o x y g e n
print('first three characters:', element[0:3])
print('last three characters:', element[3:6])

first three characters: oxy last three characters: gen

There are lots of excellent methods to work with strings:

• split
• join
• strip
• lower/upper
• replace
• startswith
comma_seperated_values = '1, 2, 3, 4'
list_values = comma_seperated_values.split(',')

print(list_values)
original_values = ','.join(list_values)
print(original_values)

['1', ' 2', ' 3', ' 4'] 1, 2, 3, 4

Challenge question: convert the string '1, 2, 3, 4' into the list of integers [1, 2, 3, 4]

num_list = []
for num in comma_seperated_values.split(','):
num_list = num_list + [int(num.strip())]

print(num_list)

[1, 2, 3, 4]

poem = '''
hickory dickory dock
the mouse ran up the clock
'''

# poem is equivalent to 'hickory dickory dock\nthe mouse ran up the clock'
print(poem)

hickory dickory dock the mouse ran up the clock

### Format Strings!¶

Python keeps reinventing string formatting, the latest is format strings (Python version >= 3.6)

name = 'Noisebridge'
print(f'Hello {name}')

Hello Noisebridge
print(f'Hello {1 + 1}')

Hello 2

Everything between the brackets in the format string is evaluated

print(f'Hello {name.upper()}!')

Hello NOISEBRIDGE!

Formatting options for everyone!

import math

name = 'Noisebridge'
my_name = 'Jared'

print(f'I love {math.pi} -> I love {math.pi * 10:.3}')
print(f'I love fixed width {name:^11}')
print(f'I love fixed width {my_name:^11}')

I love 3.141592653589793 -> I love 31.4 I love fixed width Noisebridge I love fixed width Jared

The previous preferred way of formatting strings was the .format method

name = 'Noisebridge'
print('Hello {0}!'.format(name))

Hello Noisebridge!

### Always be careful with user input!¶

def generate_page(body):
'''uh oh'''
return f'<html><body>{body}</body></html>'


You can shoot yourself in the foot.

import sys
print(f'Hello {sys.exit()}')

An exception has occurred, use %tb to see the full traceback. SystemExit 
/ext/anaconda5/lib/python3.6/site-packages/IPython/core/interactiveshell.py:2971: UserWarning: To exit: use 'exit', 'quit', or Ctrl-D. warn("To exit: use 'exit', 'quit', or Ctrl-D.", stacklevel=1)
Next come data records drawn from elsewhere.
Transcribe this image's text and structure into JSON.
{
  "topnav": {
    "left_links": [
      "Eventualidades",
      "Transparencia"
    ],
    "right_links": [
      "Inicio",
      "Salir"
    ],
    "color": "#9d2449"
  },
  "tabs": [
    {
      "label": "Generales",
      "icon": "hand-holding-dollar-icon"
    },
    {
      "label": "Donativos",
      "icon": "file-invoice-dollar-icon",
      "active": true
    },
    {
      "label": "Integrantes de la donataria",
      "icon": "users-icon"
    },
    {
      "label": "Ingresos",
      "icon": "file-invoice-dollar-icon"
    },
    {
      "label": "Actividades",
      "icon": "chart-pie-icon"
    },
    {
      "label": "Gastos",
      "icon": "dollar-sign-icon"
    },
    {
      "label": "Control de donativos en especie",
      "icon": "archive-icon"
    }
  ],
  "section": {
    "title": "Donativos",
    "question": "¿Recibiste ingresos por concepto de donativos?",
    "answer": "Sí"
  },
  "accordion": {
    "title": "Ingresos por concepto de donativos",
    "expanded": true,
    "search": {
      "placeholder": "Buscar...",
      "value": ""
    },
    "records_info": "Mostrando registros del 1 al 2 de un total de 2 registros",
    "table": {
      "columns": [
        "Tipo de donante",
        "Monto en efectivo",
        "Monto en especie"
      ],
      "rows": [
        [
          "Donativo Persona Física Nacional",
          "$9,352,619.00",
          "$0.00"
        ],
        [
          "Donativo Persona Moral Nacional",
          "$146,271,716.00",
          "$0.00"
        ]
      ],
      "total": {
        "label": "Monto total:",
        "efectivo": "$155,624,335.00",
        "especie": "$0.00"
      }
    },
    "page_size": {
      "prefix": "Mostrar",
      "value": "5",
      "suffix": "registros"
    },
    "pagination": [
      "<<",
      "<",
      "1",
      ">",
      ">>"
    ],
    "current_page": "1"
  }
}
You can get pretty silly with these

format_string = 'format string'
# Haha
print(f"Hello {f'{format_string}'.upper()}")

Hello FORMAT STRING

We have fun here

### Regular Expressions!¶

import re
re_digit = re.compile('\d')
match = re_digit.match('1')
if match is not None:
print(match.group())

1

Special characters in regular expressions:

• \d any digit
• \ escape
• . any single character
• * between 0 and infinite repetitions of the previous character
• + between 1 and infinite repetitions of the previous character
• ? between 0 and 1 repetitions of the previous character
• {i,j} between i and j repetitions of the previous character
• () group that can be operated on, or referenced later with \1 ... \9
• lots more ...

Lets make a regular expression that matches a phone number!

[n^2 for n in range(10)]